Jarrell: The young man in the crimson coal leveled his gaze across a guitar, hunched his shoulders, and gave a suggestive wiggle to his hips. His voice was drowned in the roar of a thousand or more virginal voices, screaming at a fever pitch...A sea of emotion rolled away with a vast sigh, and Elvis Presley stood exposed like a shoreline at ebb tide.

Swift: the boy obviously bumps and grinds. He sings too, but his audience couldn't hear him because of ecstatic screaming form teen ager girls. He hardly touched his guitar. Mostly, he rassled the microphone from one end of the stage to the other. He skittered, twisted, jerked and shuffled his white suede shoes.

Unfair Critics

Skelly: Some unfair critics have said Presley moves his knees and thighs too much (and what did Charlie Chaplin do to get a laugh? Doesn't Jackie Gleason move his stomach now and then for the same?) I say go ahead, rock n roll, this is funny.

Jarrell: Here was an entertainer...(with)...a new twist to the ancient art of burlesque...with an appeal not to men but to women. The Presley invitation is...something better left somewhere else.
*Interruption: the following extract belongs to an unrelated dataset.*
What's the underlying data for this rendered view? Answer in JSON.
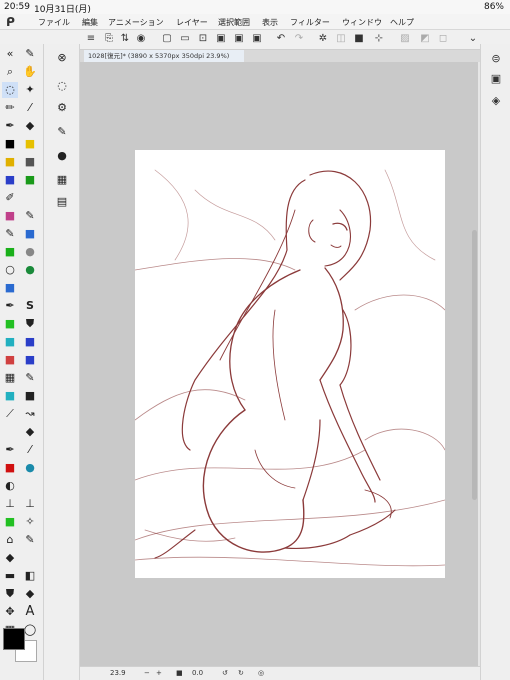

Swift: Presley sweated fiercely. He took off his coat and loosened his white tie. Everybody hollered. Presley grinned, pointed to the front row and bumped a wicked bump. Everybody whooped. Backstage, he watered down to a mild-talking hillbilly guitar player who called a male reporter "sir" and a "female reporter "honey." He spoke quietly answered questions politely, admitted he didn't know much about world affairs.

All Laughed

Skelly: Presley chatted with three boys in the band and they all laughed and Presley chuckled. I saw him-and so did seven policeman including several high ranking ones in the best seats. One of them at least didn't think Presley was funny.

Jarrell: With the exception of Presley, the show was of a caliber well worth the $1.50 admission. Recommended to any parent who accompanies teenage daughters to the theater and whisks them away in the final 15 minutes, when Presley comes on. Ray Brankey was superb with his rendition of "Hot Lips" and "Sugar Blues" a la Henry Busse. Comic Phil Maraquin coughed up a million golf balls. Vocalist Nancy Ford was sweet and charming. Irish tenor Frankie Conners was in excellent voice. He did not wiggle, however. The Blue Moon Boys, Bill Black, D. V. Fontana and Scotty Moore made a background of solid music. Fortunately....Presley is not brought on stage until these excellent acts have been presented.

Swift: He's two people. On stage, a grinning, frenzied upstart, puppet moving on rhythmic strings with a calculated aim of creating emotion in the adolescent audience. Backstage he's a smooth, mannerly young man. Anyway, the guy drives a bigger car than most of the people who watched him... and that, in the age of rock 'n roll is apparently the sign of success.

Courtesy of Kurt Hinkle